• [WHAT THE TASK REQUIRES]
In the data, find each line where the word "compatible" appears and list that line.
*** Opening THE INPUT ***
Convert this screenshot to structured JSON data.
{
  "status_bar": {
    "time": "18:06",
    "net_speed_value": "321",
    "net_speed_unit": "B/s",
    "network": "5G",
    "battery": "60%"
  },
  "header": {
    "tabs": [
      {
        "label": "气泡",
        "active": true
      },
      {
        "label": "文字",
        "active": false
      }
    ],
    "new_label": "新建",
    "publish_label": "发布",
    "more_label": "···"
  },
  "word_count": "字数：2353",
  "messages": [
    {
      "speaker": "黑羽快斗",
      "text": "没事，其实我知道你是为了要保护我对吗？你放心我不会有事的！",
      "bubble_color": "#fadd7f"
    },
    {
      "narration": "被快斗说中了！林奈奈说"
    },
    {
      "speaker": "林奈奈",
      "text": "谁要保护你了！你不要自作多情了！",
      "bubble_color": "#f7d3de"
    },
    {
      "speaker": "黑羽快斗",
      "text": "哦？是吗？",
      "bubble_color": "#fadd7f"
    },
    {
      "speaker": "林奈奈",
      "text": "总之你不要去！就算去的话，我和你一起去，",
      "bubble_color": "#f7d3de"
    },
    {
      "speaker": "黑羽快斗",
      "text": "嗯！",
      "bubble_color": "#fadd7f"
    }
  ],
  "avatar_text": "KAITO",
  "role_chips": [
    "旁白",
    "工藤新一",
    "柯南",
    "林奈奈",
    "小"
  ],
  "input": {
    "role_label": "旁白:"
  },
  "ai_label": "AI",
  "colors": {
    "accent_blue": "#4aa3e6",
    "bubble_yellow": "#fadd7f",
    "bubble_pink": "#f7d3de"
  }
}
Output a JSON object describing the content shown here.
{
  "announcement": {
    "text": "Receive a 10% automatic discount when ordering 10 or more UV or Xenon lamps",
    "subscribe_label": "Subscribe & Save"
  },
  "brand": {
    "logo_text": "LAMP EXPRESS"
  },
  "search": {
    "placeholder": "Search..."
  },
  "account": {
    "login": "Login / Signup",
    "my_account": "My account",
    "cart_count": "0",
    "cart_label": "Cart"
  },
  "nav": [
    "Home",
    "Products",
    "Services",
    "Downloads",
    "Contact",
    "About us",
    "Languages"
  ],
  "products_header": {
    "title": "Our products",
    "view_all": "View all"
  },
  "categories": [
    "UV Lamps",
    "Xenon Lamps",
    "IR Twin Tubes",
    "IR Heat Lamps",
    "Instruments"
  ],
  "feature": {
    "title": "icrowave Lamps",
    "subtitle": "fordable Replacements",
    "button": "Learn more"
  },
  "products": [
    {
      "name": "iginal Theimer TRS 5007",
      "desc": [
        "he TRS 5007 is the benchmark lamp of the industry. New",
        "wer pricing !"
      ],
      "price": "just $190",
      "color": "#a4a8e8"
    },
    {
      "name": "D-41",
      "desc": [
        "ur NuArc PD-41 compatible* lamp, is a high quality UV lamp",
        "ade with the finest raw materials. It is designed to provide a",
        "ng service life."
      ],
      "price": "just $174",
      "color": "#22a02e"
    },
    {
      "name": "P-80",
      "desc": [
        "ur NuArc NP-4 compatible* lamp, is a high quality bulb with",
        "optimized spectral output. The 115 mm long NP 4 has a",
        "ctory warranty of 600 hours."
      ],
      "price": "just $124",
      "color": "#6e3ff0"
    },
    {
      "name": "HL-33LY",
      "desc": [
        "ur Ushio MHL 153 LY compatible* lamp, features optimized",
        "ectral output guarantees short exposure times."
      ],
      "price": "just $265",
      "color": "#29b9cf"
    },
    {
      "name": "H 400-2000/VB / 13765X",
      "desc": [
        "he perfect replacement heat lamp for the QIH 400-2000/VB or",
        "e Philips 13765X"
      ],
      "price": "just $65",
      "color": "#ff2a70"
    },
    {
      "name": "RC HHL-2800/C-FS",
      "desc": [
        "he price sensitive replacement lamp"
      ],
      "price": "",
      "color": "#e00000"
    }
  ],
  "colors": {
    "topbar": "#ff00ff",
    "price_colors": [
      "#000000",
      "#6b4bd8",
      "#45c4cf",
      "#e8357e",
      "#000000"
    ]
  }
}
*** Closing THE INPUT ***
• [OUTPUT FOR THIS EXERCISE]
        "ur NuArc PD-41 compatible* lamp, is a high quality UV lamp",
        "ur NuArc NP-4 compatible* lamp, is a high quality bulb with",
        "ur Ushio MHL 153 LY compatible* lamp, features optimized",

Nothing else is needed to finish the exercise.